Queering the Map is a crowdsourced map of queer experiences around the world. Queer people across the globe can anonymously add their own experiences to geographical spots where they happened, be it moments of self-discovery or coming out stories.
These maps act as powerful resources in many ways, but they might not always show the complete picture.
Mapping the Gay Guides, for example, shows the world from Damron’s perspective — a white gay man in 20th century America. Consequently, the locations are tailored to white gay men, and the perspective of women, trans people and people of color is not represented by his guides. In fact, Damron categorizes some places in a way that ‘cautions’ the reader about the presence of African American people or drag performers.
In their digitizing process, Gonzaba, Regan and other contributors keep these details consistent.
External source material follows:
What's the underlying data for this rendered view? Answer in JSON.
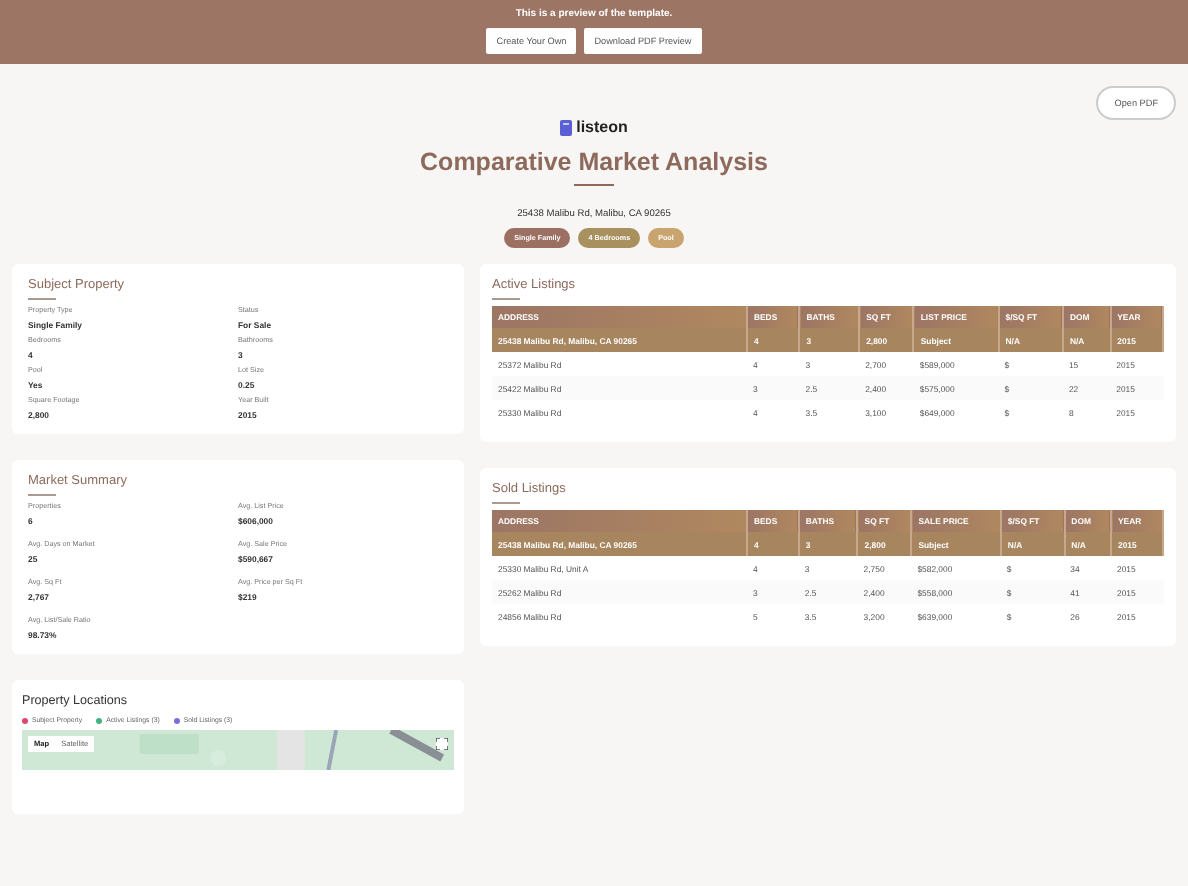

Regan advises people to ‘read against the grain’ and not consider this map the Holy Grail of queer life in those decades.
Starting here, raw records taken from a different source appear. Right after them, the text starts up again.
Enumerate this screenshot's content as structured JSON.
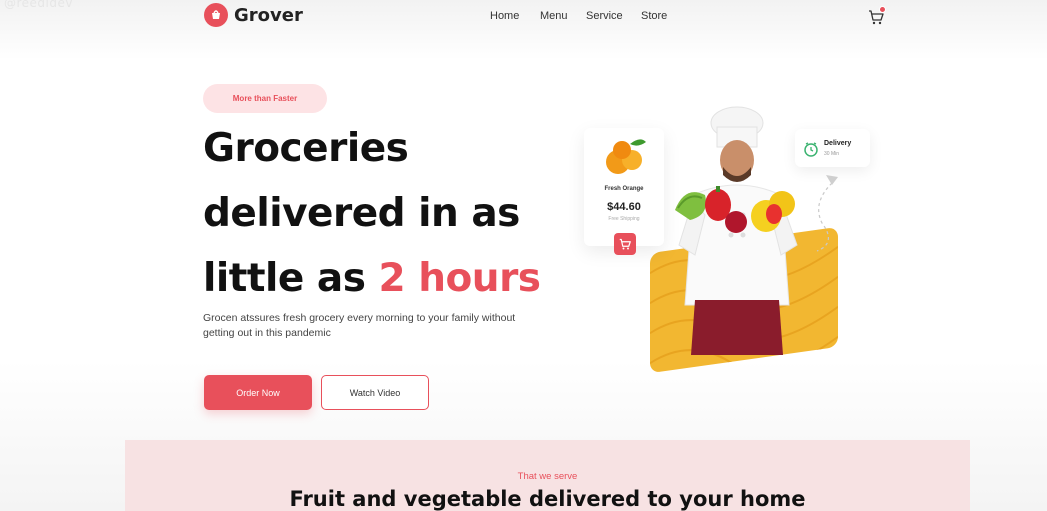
{
  "watermark": "@reedidev",
  "header": {
    "brand": "Grover",
    "nav": [
      "Home",
      "Menu",
      "Service",
      "Store"
    ],
    "cart_icon": "cart-icon"
  },
  "hero": {
    "badge": "More than Faster",
    "headline_line1": "Groceries",
    "headline_line2": "delivered in as",
    "headline_line3_prefix": "little as ",
    "headline_line3_accent": "2 hours",
    "subtext": "Grocen atssures fresh grocery every morning to your family without getting out in this pandemic",
    "primary_button": "Order Now",
    "secondary_button": "Watch Video"
  },
  "product_card": {
    "name": "Fresh Orange",
    "price": "$44.60",
    "shipping": "Free Shipping"
  },
  "delivery_card": {
    "title": "Delivery",
    "time": "30 Min"
  },
  "serve": {
    "kicker": "That we serve",
    "title": "Fruit and vegetable delivered to your home"
  },
  "colors": {
    "accent": "#e8505b",
    "accent_light": "#fde3e5",
    "card_yellow": "#f2b731",
    "section_bg": "#f7e2e3"
  }
}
“I often show my students historical maps in my class and implore them to investigate the biases of the maps and their authors. I think a good map is one that you can be critical of,” says Regan. This map will soon be 116,000 location listings stronger, thanks to a National Endowment for the Humanities grant that makes it possible to map Damron’s entries from 1981 to 2005.
On their website, the creators of Pride of Place also mention how their maps, and LGBTQ+ past in general, has abundant information about gay men — whose histories and voices were considered more worthy of focus than “lesbian, bisexual, trans, working-class, disabled, Black and ethnically diverse voices.” Since this information is crowdsourced, they welcome entries about these underrepresented communities whose stories are equally rich and powerful.
These mapping initiatives are rooted largely in the past, which is what most maps represent. But when we cast our eyes toward the future, they can also be used to bring about much needed change for vulnerable communities. Fitzpatrick , who also works with the International Lesbian, Gay, Bisexual, Trans and Intersex Association (ILGA), uses maps in his advocacy and to impress the need for action upon policymakers.
ILGA releases a yearly map visualizing where it’s safe to be queer in the world from a legal and social perspective. Credit: ILGA World, 2020.
He says, “We don’t always want to show people violent imagery to make them understand how much we need policies that support us. For people who don’t know what violence against LGBTQ+ people looks like, a map is an amazing visual reference.”